Isvara Pranidhana is made up of Isvara –call it God, Supreme Being, Ultimate Reality, True Self and Pranidhana – loosely translated as ‘Surrender’ - surrendering to the Highest Being – within or outside of you. In the Yoga classes, Kavitha’s words become my daily mantra. During this time, I automatically absorbed asana instructions - “you don’t have to take it, its all given to you” (inhale) and “surrender-someone will take care of you” (exhale). That became my window to Isvara Pranidhana.
I got to Dubai with no idea of whether or not I would race – and in total peace with the uncertainty – believing that something will tell me whether to do this or not and if I ran and couldn't run after a point, something will tell me to stop. I experienced a complete detachment from the outcome.
We put a lot of effort into things that are important to us and then it is natural for us to worry about what might be the result – “will I complete the race in the time I have set”, “will this initiative be successful”, “will my ailing family member get better”, ”will my boss recognize my effort”. Which means we are never completely invested in our actions because of our minds are concerned about the outcomes.
When I stepped on that start line (yes, I did, cause I had no anxiety and no expectation – had a general sense of calm), I stepped with ‘Isvara Pranidhana’ (=Someone will take care of me).
Surrendering required me to acknowledge that I can do my best in each situation - I can’t do more than that – realizing this allows us to engage completely in the action at that point – being completely present. So, in the 42.2 k in Dubai I remained completely present - making an effort but in complete surrender – of the 47,296 steps it took me to run the 42.2 k, I won't be exaggerating to say that 20k steps would be with my mantra of ‘someone would take for me’ – flashes of pain in the foot came and went away calmly without meaning anything. I ‘opened up to what is’ and instead of fighting against the activity, I remained open to experiencing it as it unfolded. And the surrender unarmed me so beautifully that I smiled (yes, literally smiled) through the race – I would have put up the race pictures here but they cost a bomb. And lest I forget, I finished in Personal Best time – 5 minutes faster than my previous race.
Remaining fixed in any patters leads to a limited life - My ‘sense of control, structure, activity’ – had so far given me solace and had served me when I was getting derailed from life. Now, sidestepping from that pattern to ‘surrendering’ was highly challenging and a bit scary. My courage to surrender helped me experience myself and the universe in a completely new and different way –
Surrendering the results of your actions and surrendering to ‘what is’ requires.
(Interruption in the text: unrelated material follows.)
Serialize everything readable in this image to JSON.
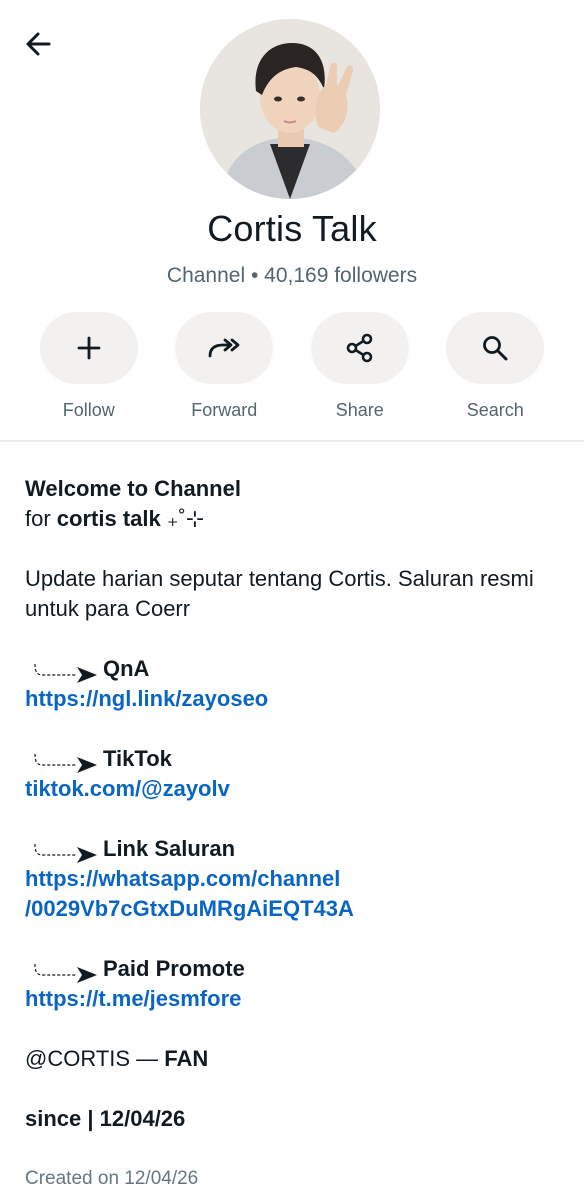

Trust in your deep and true self or ‘something beyond’. It requires an acceptance of who we are in the moment which ultimately leads to freedom.
-- Garima Dhamija.
submit a comment
Your email address will not be published. Required fields are marked *